Chikungunya virus can spread in Germany
Contrary to many other tropical viruses, the Chikungunya virus is also active at the usual moderate temperatures. In other European countries, such as Italy and France, outbreaks were confirmed by the authorities in 2017. The BNITM scientists showed that such outbreaks are also possible in Germany.
Temperate temperatures of 18 degrees Celsius are sufficient
In the laboratory, the BNITM researchers kept viral Aedes albopictus mosquitoes from Germany and Italy in climate chambers with average temperatures of 18, 21 or 24 degrees for two weeks. "The virus was able to reproduce very well in mosquitoes from the German population even at a temperature of 18 degrees," reports Professor Egbert Tannich, head of the National Reference Center for Tropical Infectious Agents at the BNITM in a press release. After two weeks, infectious viruses were found in saliva in over 50 percent of the animals, the expert said.
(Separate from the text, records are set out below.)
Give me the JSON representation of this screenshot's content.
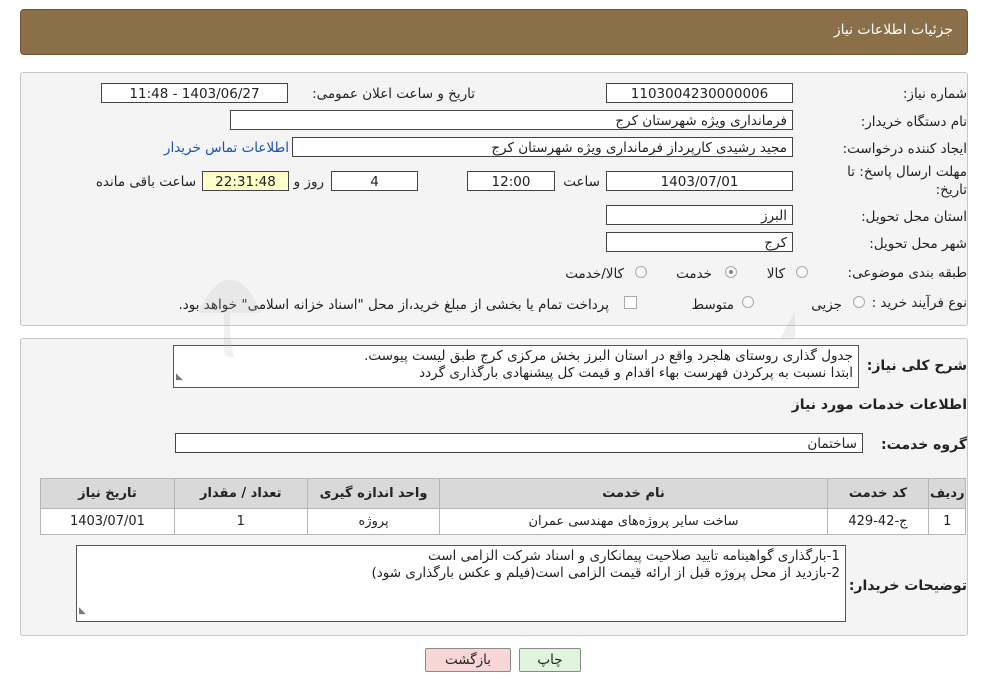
{
  "header": {
    "title": "جزئیات اطلاعات نیاز"
  },
  "info": {
    "need_number_label": "شماره نیاز:",
    "need_number": "1103004230000006",
    "announce_label": "تاریخ و ساعت اعلان عمومی:",
    "announce_value": "1403/06/27 - 11:48",
    "buyer_org_label": "نام دستگاه خریدار:",
    "buyer_org": "فرمانداری ویژه شهرستان کرج",
    "creator_label": "ایجاد کننده درخواست:",
    "creator": "مجید رشیدی کارپرداز فرمانداری ویژه شهرستان کرج",
    "contact_link": "اطلاعات تماس خریدار",
    "deadline_label_1": "مهلت ارسال پاسخ: تا",
    "deadline_label_2": "تاریخ:",
    "deadline_date": "1403/07/01",
    "time_label": "ساعت",
    "deadline_time": "12:00",
    "days_value": "4",
    "days_label": "روز و",
    "remaining_time": "22:31:48",
    "remaining_label": "ساعت باقی مانده",
    "province_label": "استان محل تحویل:",
    "province": "البرز",
    "city_label": "شهر محل تحویل:",
    "city": "کرج",
    "category_label": "طبقه بندی موضوعی:",
    "category_options": [
      "کالا",
      "خدمت",
      "کالا/خدمت"
    ],
    "category_selected": "خدمت",
    "process_label": "نوع فرآیند خرید :",
    "process_options": [
      "جزیی",
      "متوسط"
    ],
    "payment_note": "پرداخت تمام یا بخشی از مبلغ خرید،از محل \"اسناد خزانه اسلامی\" خواهد بود."
  },
  "description": {
    "label": "شرح کلی نیاز:",
    "line1": "جدول گذاری روستای هلجرد واقع در استان البرز بخش مرکزی کرج طبق لیست پیوست.",
    "line2": "ابتدا نسبت به پرکردن فهرست بهاء اقدام و قیمت کل پیشنهادی بارگذاری گردد"
  },
  "services": {
    "section_title": "اطلاعات خدمات مورد نیاز",
    "group_label": "گروه خدمت:",
    "group_value": "ساختمان",
    "columns": [
      "ردیف",
      "کد خدمت",
      "نام خدمت",
      "واحد اندازه گیری",
      "تعداد / مقدار",
      "تاریخ نیاز"
    ],
    "rows": [
      [
        "1",
        "ج-42-429",
        "ساخت سایر پروژه‌های مهندسی عمران",
        "پروژه",
        "1",
        "1403/07/01"
      ]
    ]
  },
  "buyer_notes": {
    "label": "توضیحات خریدار:",
    "line1": "1-بارگذاری گواهینامه تایید صلاحیت پیمانکاری و اسناد شرکت الزامی است",
    "line2": "2-بازدید از محل پروژه قبل از ارائه قیمت الزامی است(فیلم و عکس بارگذاری شود)"
  },
  "actions": {
    "print": "چاپ",
    "back": "بازگشت"
  },
  "watermark": {
    "text": "AriaTender.neT"
  },
  "colors": {
    "header": "#8b6f48",
    "back_button": "#f8d6d6",
    "print_button": "#dff5dc",
    "link": "#1a4fb5"
  }
}
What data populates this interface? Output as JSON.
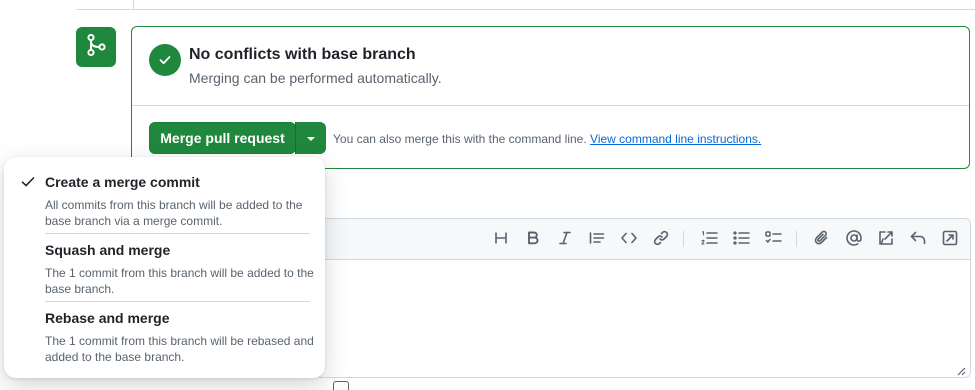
{
  "status": {
    "title": "No conflicts with base branch",
    "subtitle": "Merging can be performed automatically."
  },
  "merge_button": {
    "label": "Merge pull request"
  },
  "command_line": {
    "text": "You can also merge this with the command line. ",
    "link": "View command line instructions."
  },
  "merge_menu": {
    "items": [
      {
        "title": "Create a merge commit",
        "description": "All commits from this branch will be added to the base branch via a merge commit.",
        "selected": true
      },
      {
        "title": "Squash and merge",
        "description": "The 1 commit from this branch will be added to the base branch.",
        "selected": false
      },
      {
        "title": "Rebase and merge",
        "description": "The 1 commit from this branch will be rebased and added to the base branch.",
        "selected": false
      }
    ]
  },
  "editor_toolbar": {
    "icons": [
      "heading-icon",
      "bold-icon",
      "italic-icon",
      "quote-icon",
      "code-icon",
      "link-icon",
      "ordered-list-icon",
      "unordered-list-icon",
      "task-list-icon",
      "attach-icon",
      "mention-icon",
      "reference-icon",
      "reply-icon",
      "fullscreen-icon"
    ]
  },
  "colors": {
    "accent_green": "#1f883d",
    "link_blue": "#0969da",
    "muted_text": "#59636e",
    "border": "#d1d9e0"
  }
}
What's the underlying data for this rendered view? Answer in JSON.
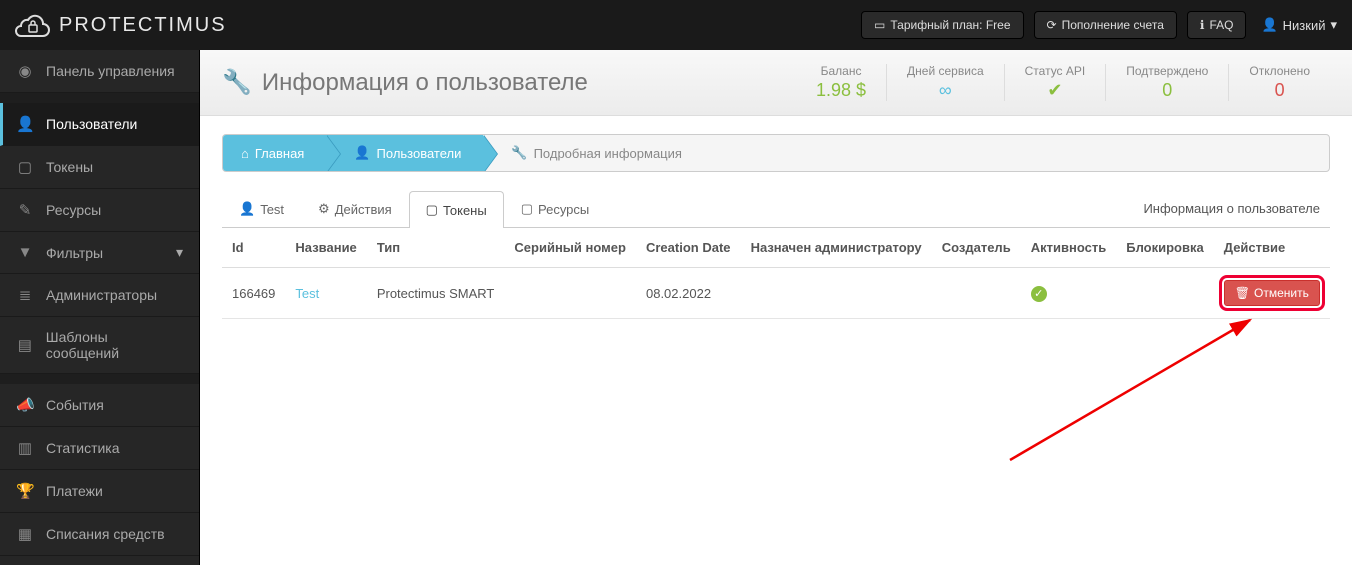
{
  "brand": "PROTECTIMUS",
  "topbar": {
    "plan": "Тарифный план: Free",
    "topup": "Пополнение счета",
    "faq": "FAQ",
    "user": "Низкий"
  },
  "sidebar": {
    "items": [
      {
        "label": "Панель управления",
        "icon": "dashboard"
      },
      {
        "label": "Пользователи",
        "icon": "user"
      },
      {
        "label": "Токены",
        "icon": "phone"
      },
      {
        "label": "Ресурсы",
        "icon": "edit"
      },
      {
        "label": "Фильтры",
        "icon": "filter"
      },
      {
        "label": "Администраторы",
        "icon": "bars"
      },
      {
        "label": "Шаблоны сообщений",
        "icon": "file"
      },
      {
        "label": "События",
        "icon": "bullhorn"
      },
      {
        "label": "Статистика",
        "icon": "chart"
      },
      {
        "label": "Платежи",
        "icon": "trophy"
      },
      {
        "label": "Списания средств",
        "icon": "receipt"
      }
    ]
  },
  "page": {
    "title": "Информация о пользователе",
    "stats": {
      "balance_label": "Баланс",
      "balance_value": "1.98 $",
      "days_label": "Дней сервиса",
      "days_value": "∞",
      "api_label": "Статус API",
      "approved_label": "Подтверждено",
      "approved_value": "0",
      "rejected_label": "Отклонено",
      "rejected_value": "0"
    }
  },
  "breadcrumb": {
    "home": "Главная",
    "users": "Пользователи",
    "detail": "Подробная информация"
  },
  "tabs": {
    "test": "Test",
    "actions": "Действия",
    "tokens": "Токены",
    "resources": "Ресурсы",
    "info": "Информация о пользователе"
  },
  "table": {
    "headers": {
      "id": "Id",
      "name": "Название",
      "type": "Тип",
      "serial": "Серийный номер",
      "creation": "Creation Date",
      "assigned": "Назначен администратору",
      "creator": "Создатель",
      "activity": "Активность",
      "block": "Блокировка",
      "action": "Действие"
    },
    "rows": [
      {
        "id": "166469",
        "name": "Test",
        "type": "Protectimus SMART",
        "serial": "",
        "creation": "08.02.2022",
        "assigned": "",
        "creator": "",
        "cancel": "Отменить"
      }
    ]
  }
}
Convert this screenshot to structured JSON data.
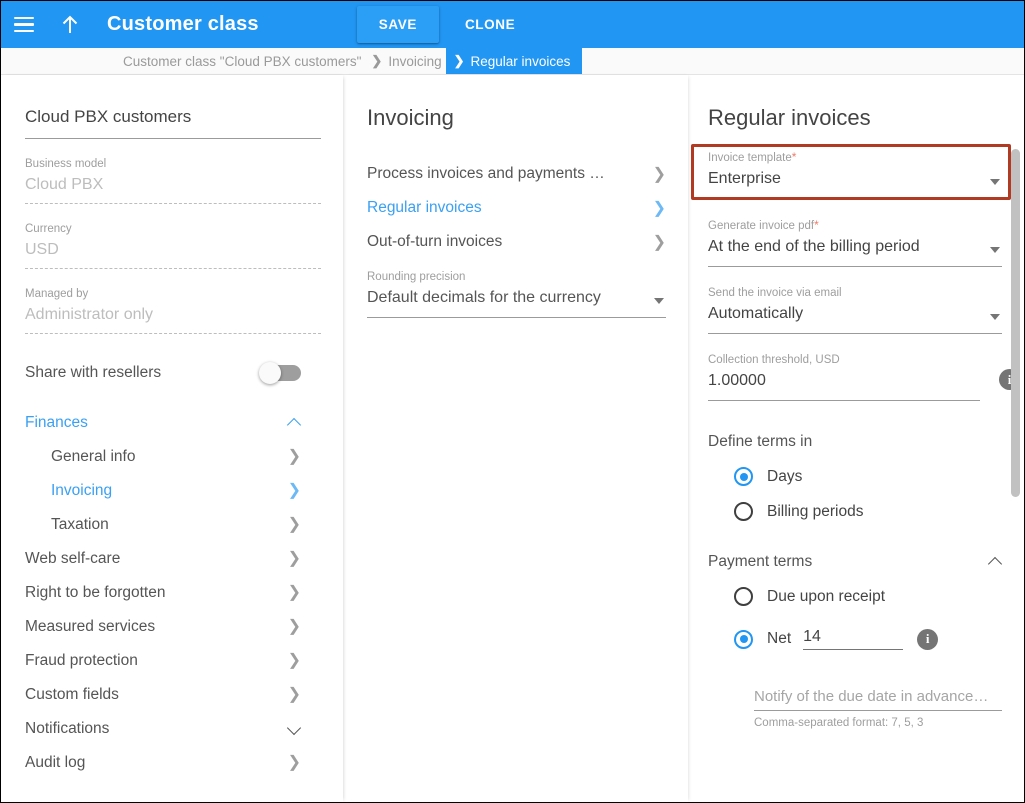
{
  "topbar": {
    "menu_icon": "hamburger-icon",
    "up_icon": "arrow-up-icon",
    "title": "Customer class",
    "save_label": "SAVE",
    "clone_label": "CLONE"
  },
  "breadcrumb": {
    "items": [
      {
        "label": "Customer class \"Cloud PBX customers\"",
        "active": false
      },
      {
        "label": "Invoicing",
        "active": false
      },
      {
        "label": "Regular invoices",
        "active": true
      }
    ]
  },
  "left_panel": {
    "title": "Cloud PBX customers",
    "fields": [
      {
        "label": "Business model",
        "value": "Cloud PBX"
      },
      {
        "label": "Currency",
        "value": "USD"
      },
      {
        "label": "Managed by",
        "value": "Administrator only"
      }
    ],
    "toggle": {
      "label": "Share with resellers",
      "state": "off"
    },
    "nav": [
      {
        "label": "Finances",
        "accent": true,
        "icon": "chevron-up-icon",
        "level": 0
      },
      {
        "label": "General info",
        "accent": false,
        "icon": "chevron-right-icon",
        "level": 1
      },
      {
        "label": "Invoicing",
        "accent": true,
        "icon": "chevron-right-icon",
        "level": 1
      },
      {
        "label": "Taxation",
        "accent": false,
        "icon": "chevron-right-icon",
        "level": 1
      },
      {
        "label": "Web self-care",
        "accent": false,
        "icon": "chevron-right-icon",
        "level": 0
      },
      {
        "label": "Right to be forgotten",
        "accent": false,
        "icon": "chevron-right-icon",
        "level": 0
      },
      {
        "label": "Measured services",
        "accent": false,
        "icon": "chevron-right-icon",
        "level": 0
      },
      {
        "label": "Fraud protection",
        "accent": false,
        "icon": "chevron-right-icon",
        "level": 0
      },
      {
        "label": "Custom fields",
        "accent": false,
        "icon": "chevron-right-icon",
        "level": 0
      },
      {
        "label": "Notifications",
        "accent": false,
        "icon": "chevron-down-icon",
        "level": 0
      },
      {
        "label": "Audit log",
        "accent": false,
        "icon": "chevron-right-icon",
        "level": 0
      }
    ]
  },
  "mid_panel": {
    "title": "Invoicing",
    "items": [
      {
        "label": "Process invoices and payments …",
        "accent": false
      },
      {
        "label": "Regular invoices",
        "accent": true
      },
      {
        "label": "Out-of-turn invoices",
        "accent": false
      }
    ],
    "rounding": {
      "label": "Rounding precision",
      "value": "Default decimals for the currency"
    }
  },
  "right_panel": {
    "title": "Regular invoices",
    "invoice_template": {
      "label": "Invoice template",
      "required": "*",
      "value": "Enterprise"
    },
    "generate_pdf": {
      "label": "Generate invoice pdf",
      "required": "*",
      "value": "At the end of the billing period"
    },
    "send_email": {
      "label": "Send the invoice via email",
      "value": "Automatically"
    },
    "collection_threshold": {
      "label": "Collection threshold, USD",
      "value": "1.00000",
      "info": "i"
    },
    "define_terms": {
      "title": "Define terms in",
      "options": [
        {
          "label": "Days",
          "selected": true
        },
        {
          "label": "Billing periods",
          "selected": false
        }
      ]
    },
    "payment_terms": {
      "title": "Payment terms",
      "collapse_icon": "chevron-up-icon",
      "options": [
        {
          "label": "Due upon receipt",
          "selected": false
        },
        {
          "label": "Net",
          "selected": true,
          "value": "14",
          "info": "i"
        }
      ],
      "notify": {
        "placeholder": "Notify of the due date in advance…",
        "hint": "Comma-separated format: 7, 5, 3"
      }
    }
  },
  "colors": {
    "accent": "#2196f3",
    "link": "#3aa0f3",
    "highlight": "#b03a22",
    "required": "#ef7b6a"
  }
}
The population is crucial
According to Tannich, it has been proven that the spread of the Chikungunya virus is determined less by the outside temperature than by the presence of the mosquito. "The risk of Chikungunya virus transmission to people in Germany can currently be assessed as low," explains the professor. The tiger mosquito is currently only locally limited and can be found in small numbers in Germany. In addition, the virus must first get into the wild mosquito population.
Tiger mosquito native to 25 European countries
The two mosquitoes Aedes aegypti and Aedes albopictus, known as tiger mosquitoes, are considered the most important transmitters for the Chikungunya virus. Aedes albopictus is native to and around Germany, for example in Italy and along the upper Rhine plain in Germany and France. According to the Bernhard Nocht Institute, this type of mosquito has already settled in over 25 European countries.
Caution is advised
Tannich and his colleagues strongly recommend that a suitable system for mosquito surveillance and control be established in all European countries with established Aedes albopictus populations. A further spread of the tiger mosquito can be prevented by reduction or elimination, the insect experts sum up.
Can other tropical diseases also spread here?
According to the BNITM researchers, the presence of viruses in a mosquito alone is not sufficient for transmission. Two events have to occur here: First, a tiger mosquito in Germany has to bite a person who has tropical viruses in their blood. Second, the mosquito should actually be able to multiply and transmit the virus. With most tropical viruses, this is usually only possible at outside temperatures of over 25 degrees Celsius over a period of several weeks.
Preliminary all-clear for Zika, Dengue and West Nile viruses
BNITM experts currently see a low risk of spreading other tropical pathogens such as Zika, Dengue or West Nile viruses that trigger severe tropical diseases, since these viruses only multiply at very warm temperatures that last for several weeks . "As a rule, we do not find these conditions of an average of 25 to 27 degrees here in Germany," concludes Tannich.
The professor sees a natural double control against Zika, Dengue and West Nile viruses. On the one hand, these tropical viruses would be inhibited by the prevailing temperatures and, on the other hand, the number of carriers would be very low. (vb)